If you were assigned, you can start to work on that issue.

The maintainer may contact you to provide extra information of how to run the project.

Create a fork

The first step when you’re assigned is start a fork. When you do this you will be able to create branches from your version of the project that you will be working. With this “copy” you can modify and send the solution back to be merged in the main codebase.

The fork is to you make the required changes, that once concluded, will be merged into the main codebase.

The project may change while you’re working, like bug fixes and new features, maybe that will conflict to yours, specially if the tasks require time. When you have a fork, you had diverged and the project follow another branch three.

You can always fetch to obtain the updated version and leave with git to merge the changes. So you should always be up to date with the changes and we will not have any conflict to merge your code.

Let’s suppose that the issue would be an issue from our own Gitpay project:

The first step to solve that issue it would be follow the instructions to start this project:

And we can run the project with:

Frontend: npm run dev

Backend (node.js): npm run start:dev

Then we could change the source code


  <meta charset="utf-8">
  <meta name='viewport' content='width=device-width, initial-scale=1, user-scalable=no' />
  <title>GitPay - Freelancing with git</title>
  <script src=""></script>
  <link rel="stylesheet" href=",400,500">
  <link rel="stylesheet" href="app.css">

With a line: <link rel="shortcut icon" type="image/png" href="favicon.png">

And the final version:

  <meta charset="utf-8">
  <meta name='viewport' content='width=device-width, initial-scale=1, user-scalable=no' />
  <title>GitPay - Freelancing with git</title>
  <script src=""></script>
  <link rel="shortcut icon" type="image/png" href="favicon.png">
  <link rel="stylesheet" href=",400,500">
  <link rel="stylesheet" href="app.css">

Then you can check in the local version from your browser, that the icon was updated.

If you want to learn, you can send your first Pull Request with these changes.

Sending your Pull Request

Now that you have the changes, you should commit and push to your forked repo.

Don’t forget to run the tests npm run test e npm run lint that we do automated tests to check if the projects is good to go for a review. If these tests fails, we will ask you to fix and when you send a pull request, our continuous integration system will verify your changes before move on.

So for this issue, the pull request can be send in

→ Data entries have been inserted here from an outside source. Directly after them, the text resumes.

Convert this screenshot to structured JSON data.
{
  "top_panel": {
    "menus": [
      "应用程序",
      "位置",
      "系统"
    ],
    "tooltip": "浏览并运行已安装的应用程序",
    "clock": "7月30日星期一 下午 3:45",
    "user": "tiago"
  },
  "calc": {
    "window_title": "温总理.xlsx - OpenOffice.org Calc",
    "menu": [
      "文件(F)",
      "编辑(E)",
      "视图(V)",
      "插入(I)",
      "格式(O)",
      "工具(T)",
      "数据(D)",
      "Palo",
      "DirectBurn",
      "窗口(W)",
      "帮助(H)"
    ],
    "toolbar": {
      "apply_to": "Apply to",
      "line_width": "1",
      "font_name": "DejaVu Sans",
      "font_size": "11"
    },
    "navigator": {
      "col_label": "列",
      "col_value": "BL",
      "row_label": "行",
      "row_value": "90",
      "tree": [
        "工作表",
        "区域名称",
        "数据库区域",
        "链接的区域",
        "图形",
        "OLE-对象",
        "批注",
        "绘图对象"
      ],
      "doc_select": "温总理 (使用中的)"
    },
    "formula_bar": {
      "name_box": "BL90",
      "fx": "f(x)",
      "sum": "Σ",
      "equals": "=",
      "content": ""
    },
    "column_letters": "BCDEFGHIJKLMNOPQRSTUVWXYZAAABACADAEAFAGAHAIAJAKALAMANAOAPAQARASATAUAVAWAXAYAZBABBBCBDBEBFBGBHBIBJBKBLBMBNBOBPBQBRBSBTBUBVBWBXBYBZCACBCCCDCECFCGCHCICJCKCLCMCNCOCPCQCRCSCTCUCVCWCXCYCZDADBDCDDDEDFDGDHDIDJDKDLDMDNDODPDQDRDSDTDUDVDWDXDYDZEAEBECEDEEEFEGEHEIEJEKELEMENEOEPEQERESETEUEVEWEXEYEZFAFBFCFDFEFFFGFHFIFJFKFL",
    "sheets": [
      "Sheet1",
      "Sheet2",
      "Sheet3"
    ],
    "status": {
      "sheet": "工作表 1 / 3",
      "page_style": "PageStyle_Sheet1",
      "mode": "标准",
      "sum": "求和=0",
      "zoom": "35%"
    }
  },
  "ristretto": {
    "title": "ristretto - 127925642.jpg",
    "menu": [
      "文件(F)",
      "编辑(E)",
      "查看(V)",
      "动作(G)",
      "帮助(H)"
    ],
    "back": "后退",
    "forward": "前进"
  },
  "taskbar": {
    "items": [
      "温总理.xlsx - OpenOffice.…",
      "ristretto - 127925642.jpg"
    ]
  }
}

When you send the pull request, we can review and ask for changes, and you can do the fixings and the pull request can be updated, and it is approved when the solution is good to go.

When approved, your code is merged, approved and you will receive a bounty for your contribution.